“Listen to your body.”
HSPs are highly intuitive and can naturally sense subtleties. Unfortunately, our conditioning moves us away from listening to what our bodies intuitively tell us, so we may lose this connection as we get older. That’s why we should teach sensitive children to notice how their body feels, for example, when they eat a certain food or hang out with a certain friend. Similarly, when they are overwhelmed, we can teach them to find a place in their body that feels calm (like a finger or toe). This is a powerful grounding skill HSCs can use to regulate their bodies’ responses.

“It’s okay to say no.”
Children are accustomed to hearing the word “no,” but they usually don’t get permission to use it themselves. Obviously, it’s up to parents to set their own boundaries for when “no” is acceptable. But consider asking if your child wants to go to Henry’s birthday party before simply sending the RSVP. Certainly, “no” is a delicate balancing act with children, but if encouraged mindfully, it can be an important step in learning healthy boundaries.

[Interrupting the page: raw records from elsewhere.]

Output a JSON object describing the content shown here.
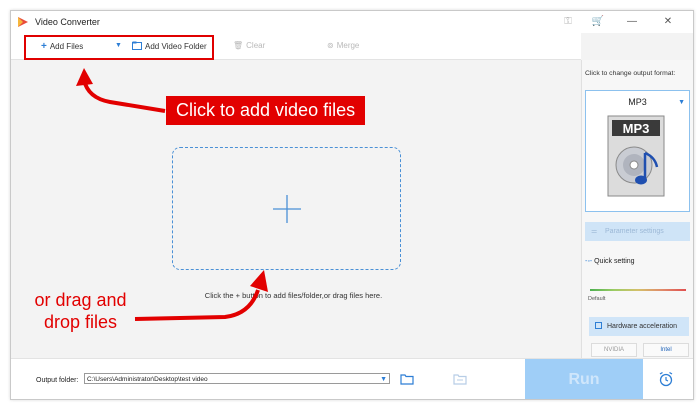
{
  "window": {
    "title": "Video Converter"
  },
  "titlebar_icons": [
    "key-icon",
    "cart-icon"
  ],
  "window_controls": {
    "minimize": "—",
    "close": "✕"
  },
  "toolbar": {
    "add_files": "Add Files",
    "add_video_folder": "Add Video Folder",
    "clear": "Clear",
    "merge": "Merge"
  },
  "annotations": {
    "click_callout": "Click to add video files",
    "drag_line1": "or drag and",
    "drag_line2": "drop files"
  },
  "main": {
    "drop_hint": "Click the + button to add files/folder,or drag files here."
  },
  "right_panel": {
    "hint": "Click to change output format:",
    "format": "MP3",
    "parameter_settings": "Parameter settings",
    "quick_setting": "Quick setting",
    "slider_label": "Default",
    "hardware_acceleration": "Hardware acceleration",
    "vendors": [
      "NVIDIA",
      "Intel"
    ]
  },
  "bottom": {
    "output_label": "Output folder:",
    "output_path": "C:\\Users\\Administrator\\Desktop\\test video",
    "run": "Run"
  },
  "colors": {
    "accent": "#2d7ed5",
    "annotation_red": "#e20000",
    "run": "#9fcef7"
  }
}
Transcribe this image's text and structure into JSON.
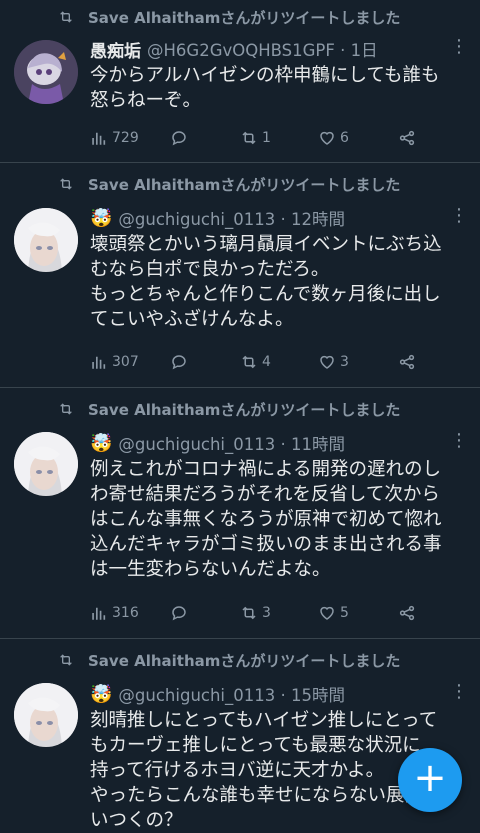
{
  "tweets": [
    {
      "retweet_text": "Save Alhaithamさんがリツイートしました",
      "name": "愚痴垢",
      "handle_time": "@H6G2GvOQHBS1GPF · 1日",
      "lines": [
        "今からアルハイゼンの枠申鶴にしても誰も",
        "怒らねーぞ。"
      ],
      "views": "729",
      "retweets": "1",
      "likes": "6",
      "avatar": "anime-character-avatar"
    },
    {
      "retweet_text": "Save Alhaithamさんがリツイートしました",
      "emoji": "🤯",
      "handle_time": "@guchiguchi_0113 · 12時間",
      "lines": [
        "壊頭祭とかいう璃月贔屓イベントにぶち込",
        "むなら白ポで良かっただろ。",
        "もっとちゃんと作りこんで数ヶ月後に出し",
        "てこいやふざけんなよ。"
      ],
      "views": "307",
      "retweets": "4",
      "likes": "3",
      "avatar": "white-haired-girl-avatar"
    },
    {
      "retweet_text": "Save Alhaithamさんがリツイートしました",
      "emoji": "🤯",
      "handle_time": "@guchiguchi_0113 · 11時間",
      "lines": [
        "例えこれがコロナ禍による開発の遅れのし",
        "わ寄せ結果だろうがそれを反省して次から",
        "はこんな事無くなろうが原神で初めて惚れ",
        "込んだキャラがゴミ扱いのまま出される事",
        "は一生変わらないんだよな。"
      ],
      "views": "316",
      "retweets": "3",
      "likes": "5",
      "avatar": "white-haired-girl-avatar"
    },
    {
      "retweet_text": "Save Alhaithamさんがリツイートしました",
      "emoji": "🤯",
      "handle_time": "@guchiguchi_0113 · 15時間",
      "lines": [
        "刻晴推しにとってもハイゼン推しにとって",
        "もカーヴェ推しにとっても最悪な状況に",
        "持って行けるホヨバ逆に天才かよ。",
        "やったらこんな誰も幸せにならない展開思",
        "いつくの？"
      ],
      "avatar": "white-haired-girl-avatar"
    }
  ],
  "icons": {
    "retweet": "retweet-icon",
    "more": "more-icon",
    "views": "views-icon",
    "reply": "reply-icon",
    "like": "like-icon",
    "share": "share-icon",
    "compose": "plus-icon"
  },
  "colors": {
    "background": "#15202b",
    "text": "#e7e9ea",
    "secondary": "#8b98a5",
    "divider": "#38444d",
    "accent": "#1d9bf0"
  },
  "fab_label": "+"
}
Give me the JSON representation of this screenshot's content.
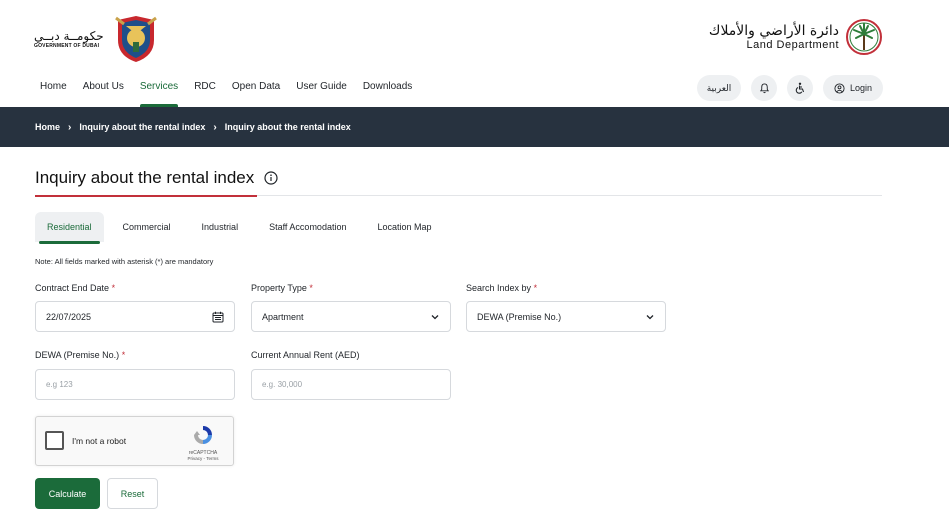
{
  "header": {
    "gov_logo_arabic": "حكومــة دبــي",
    "gov_logo_english": "GOVERNMENT OF DUBAI",
    "dld_logo_arabic": "دائرة الأراضي والأملاك",
    "dld_logo_english": "Land Department"
  },
  "nav": {
    "items": [
      "Home",
      "About Us",
      "Services",
      "RDC",
      "Open Data",
      "User Guide",
      "Downloads"
    ],
    "active": "Services"
  },
  "utility": {
    "language_label": "العربية",
    "notifications_icon": "bell-icon",
    "accessibility_icon": "accessibility-icon",
    "login_label": "Login",
    "login_icon": "user-circle-icon"
  },
  "breadcrumb": [
    "Home",
    "Inquiry about the rental index",
    "Inquiry about the rental index"
  ],
  "page": {
    "title": "Inquiry about the rental index",
    "info_icon": "info-icon"
  },
  "tabs": [
    "Residential",
    "Commercial",
    "Industrial",
    "Staff Accomodation",
    "Location Map"
  ],
  "active_tab": "Residential",
  "form": {
    "note": "Note: All fields marked with asterisk (*) are mandatory",
    "contract_end_date": {
      "label": "Contract End Date",
      "required": "*",
      "value": "22/07/2025"
    },
    "property_type": {
      "label": "Property Type",
      "required": "*",
      "value": "Apartment"
    },
    "search_index_by": {
      "label": "Search Index by",
      "required": "*",
      "value": "DEWA (Premise No.)"
    },
    "dewa": {
      "label": "DEWA (Premise No.)",
      "required": "*",
      "placeholder": "e.g 123"
    },
    "annual_rent": {
      "label": "Current Annual Rent (AED)",
      "placeholder": "e.g. 30,000"
    }
  },
  "captcha": {
    "label": "I'm not a robot",
    "brand": "reCAPTCHA",
    "links": "Privacy - Terms"
  },
  "buttons": {
    "calculate": "Calculate",
    "reset": "Reset"
  },
  "colors": {
    "brand_green": "#1b6b3a",
    "breadcrumb_bg": "#27323f",
    "accent_red": "#c2303a"
  }
}
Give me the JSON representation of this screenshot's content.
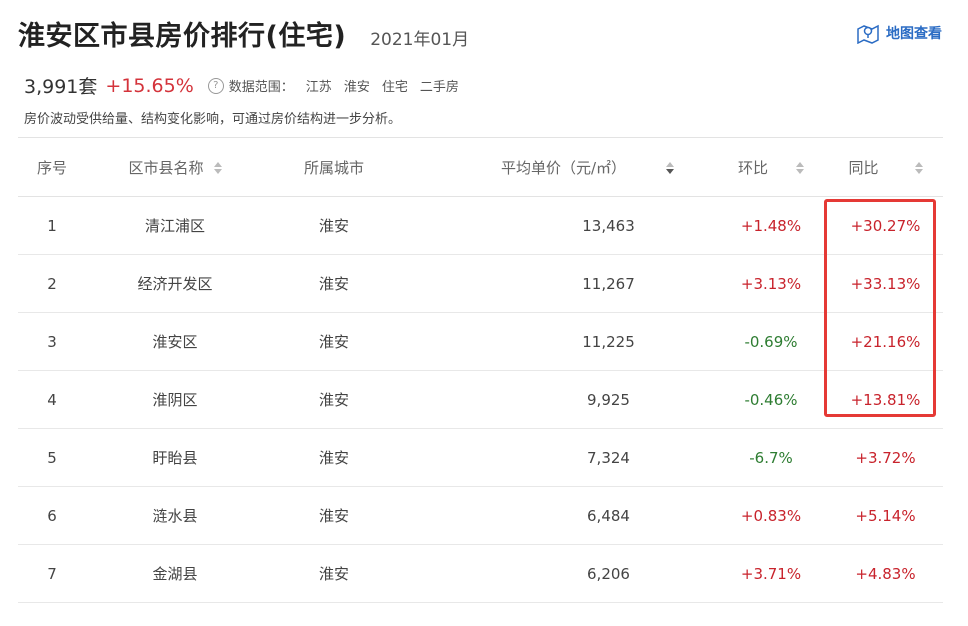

“Take all the time you need to process.”
Just like adult HSPs, HSCs may require extra time to process information. According to Dr. Elaine Aron in The Highly Sensitive Person, one of the four characteristics of all highly sensitive people is “depth of processing.” This means that when HSCs receive information, they think about it deeply, analyzing the issue from many different angles and connecting it to a larger picture. Depth of processing can make life rich and meaningful for HSPs, but it also slows us down. Simply being patient and allowing your child extra time to process honors this special gift.

“The world needs special people like you.”
There’s no question that our world needs more empathy, listening, and understanding. Sensitive children can also be extremely analytical and creative. Let’s show them — through our words and actions — that even though the world is challenging at times, their sensitivity is a gift that can help others in countless ways.

~Garima {Empress2Inspire}